It’s basically a simple lengthening of the sleeve and the addition of a cuff piece. I lengthened my sleeve from the size 7 to the size 9 and then added a wide cuff piece, which was simply folded over and serged on, much like you would do with a knit tee. However, my resultant cuffs were wayyyy too long and fell at an odd place. So I ended up folding the cuff back on itself again and topstitching along the existing seam (stitching in the ditch effectively). I think these cuffs are a better size, although a little thick and stiff, so they ended up sitting up a little. Hopefully that will soften after a few washes. Of course, if you use a cuff, there is no need for the armhole facing pieces with the pattern.
Having said all that, now that I’ve finished the top, I actually think the original sleeve is really elegant and so am going to leave it as per the original pattern for the next version. It’s definitely not that I thought I could improve the design – I just wasn’t sure the sleeve would suit me. But now… I think it might. 😀
Facing vs bias binding
The Maya top is finished with a deep facing and this is the part that taught me I still need to work on my finishing technique. On the bright side, it’s a lot neater than I would have managed a year or two ago. On the not-so-bright-side, it’s definitely still far from perfect. I noticed quite a few sewists switched it out for bias tape, which I am more experienced with, but I actually very much like the result of the facing. I think it’s quite a sophisticated, deep neckline, so I’d like to persevere with perfecting it. I suspect using a smaller seam allowance would help, but I need to look up some facing tips and tricks, because I’d really like to achieve a great finish on this!
Overall, I’d like to try again with some more finesse, because I really like this top. I also really like this top in this fabric. I’ve worn it in the raging afternoon heat, for a date night the same day (when we snapped the pics) and it is sooo cool and comfortable. I’m in love!

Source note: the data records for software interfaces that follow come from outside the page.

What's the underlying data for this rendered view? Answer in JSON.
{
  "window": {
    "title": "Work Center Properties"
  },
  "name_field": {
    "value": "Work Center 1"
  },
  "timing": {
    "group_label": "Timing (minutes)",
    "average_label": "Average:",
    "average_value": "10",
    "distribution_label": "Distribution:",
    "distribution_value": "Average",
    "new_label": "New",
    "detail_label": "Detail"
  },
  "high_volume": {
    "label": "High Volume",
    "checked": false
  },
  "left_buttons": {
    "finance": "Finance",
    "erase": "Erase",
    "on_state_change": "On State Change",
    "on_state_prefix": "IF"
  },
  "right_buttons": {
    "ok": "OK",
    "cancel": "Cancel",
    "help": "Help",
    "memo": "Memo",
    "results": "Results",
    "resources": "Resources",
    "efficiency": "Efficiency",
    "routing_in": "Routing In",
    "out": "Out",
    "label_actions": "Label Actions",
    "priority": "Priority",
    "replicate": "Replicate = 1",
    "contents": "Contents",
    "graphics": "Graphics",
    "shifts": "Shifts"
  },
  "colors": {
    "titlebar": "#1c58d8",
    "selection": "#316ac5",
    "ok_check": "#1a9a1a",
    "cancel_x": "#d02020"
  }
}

PS. I’m also in love with this version of the Maya dress that I’ve just this second seen on Instagram. Look at that!! Wow! I’m not sure I could ever be that clever, design-wise, but I wish I were. Genius.